* [Your instructions]: Down to the last character, repeat the entries beneath this task.

(Excerpts from an interface dataset)

---+---

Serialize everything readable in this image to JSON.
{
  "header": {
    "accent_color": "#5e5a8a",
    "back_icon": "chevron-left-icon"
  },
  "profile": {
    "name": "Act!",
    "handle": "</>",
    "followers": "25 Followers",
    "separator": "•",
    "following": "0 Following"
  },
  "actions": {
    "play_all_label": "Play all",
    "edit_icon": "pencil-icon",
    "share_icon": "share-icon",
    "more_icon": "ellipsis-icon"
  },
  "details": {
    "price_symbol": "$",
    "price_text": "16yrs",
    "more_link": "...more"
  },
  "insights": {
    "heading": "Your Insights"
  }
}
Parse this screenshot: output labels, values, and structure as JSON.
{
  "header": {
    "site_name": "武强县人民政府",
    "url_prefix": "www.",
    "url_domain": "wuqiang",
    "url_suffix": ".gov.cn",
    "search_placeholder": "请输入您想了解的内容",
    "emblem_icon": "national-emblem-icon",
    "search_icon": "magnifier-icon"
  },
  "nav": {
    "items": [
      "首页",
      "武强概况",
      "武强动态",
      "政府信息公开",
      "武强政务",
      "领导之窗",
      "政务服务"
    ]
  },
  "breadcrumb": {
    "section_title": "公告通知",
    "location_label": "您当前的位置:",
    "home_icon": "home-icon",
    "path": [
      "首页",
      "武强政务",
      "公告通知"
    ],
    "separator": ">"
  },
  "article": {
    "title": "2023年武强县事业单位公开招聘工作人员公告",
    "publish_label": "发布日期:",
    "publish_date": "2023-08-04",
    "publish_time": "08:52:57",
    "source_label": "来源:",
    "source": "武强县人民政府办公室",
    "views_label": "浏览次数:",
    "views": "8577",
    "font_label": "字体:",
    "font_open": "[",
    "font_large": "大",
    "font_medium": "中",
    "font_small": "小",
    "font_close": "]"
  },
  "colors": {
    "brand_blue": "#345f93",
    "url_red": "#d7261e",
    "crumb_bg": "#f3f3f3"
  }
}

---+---

* [Reply to the task]:
Serialize everything readable in this image to JSON.
{
  "header": {
    "accent_color": "#5e5a8a",
    "back_icon": "chevron-left-icon"
  },
  "profile": {
    "name": "Act!",
    "handle": "</>",
    "followers": "25 Followers",
    "separator": "•",
    "following": "0 Following"
  },
  "actions": {
    "play_all_label": "Play all",
    "edit_icon": "pencil-icon",
    "share_icon": "share-icon",
    "more_icon": "ellipsis-icon"
  },
  "details": {
    "price_symbol": "$",
    "price_text": "16yrs",
    "more_link": "...more"
  },
  "insights": {
    "heading": "Your Insights"
  }
}
Parse this screenshot: output labels, values, and structure as JSON.
{
  "header": {
    "site_name": "武强县人民政府",
    "url_prefix": "www.",
    "url_domain": "wuqiang",
    "url_suffix": ".gov.cn",
    "search_placeholder": "请输入您想了解的内容",
    "emblem_icon": "national-emblem-icon",
    "search_icon": "magnifier-icon"
  },
  "nav": {
    "items": [
      "首页",
      "武强概况",
      "武强动态",
      "政府信息公开",
      "武强政务",
      "领导之窗",
      "政务服务"
    ]
  },
  "breadcrumb": {
    "section_title": "公告通知",
    "location_label": "您当前的位置:",
    "home_icon": "home-icon",
    "path": [
      "首页",
      "武强政务",
      "公告通知"
    ],
    "separator": ">"
  },
  "article": {
    "title": "2023年武强县事业单位公开招聘工作人员公告",
    "publish_label": "发布日期:",
    "publish_date": "2023-08-04",
    "publish_time": "08:52:57",
    "source_label": "来源:",
    "source": "武强县人民政府办公室",
    "views_label": "浏览次数:",
    "views": "8577",
    "font_label": "字体:",
    "font_open": "[",
    "font_large": "大",
    "font_medium": "中",
    "font_small": "小",
    "font_close": "]"
  },
  "colors": {
    "brand_blue": "#345f93",
    "url_red": "#d7261e",
    "crumb_bg": "#f3f3f3"
  }
}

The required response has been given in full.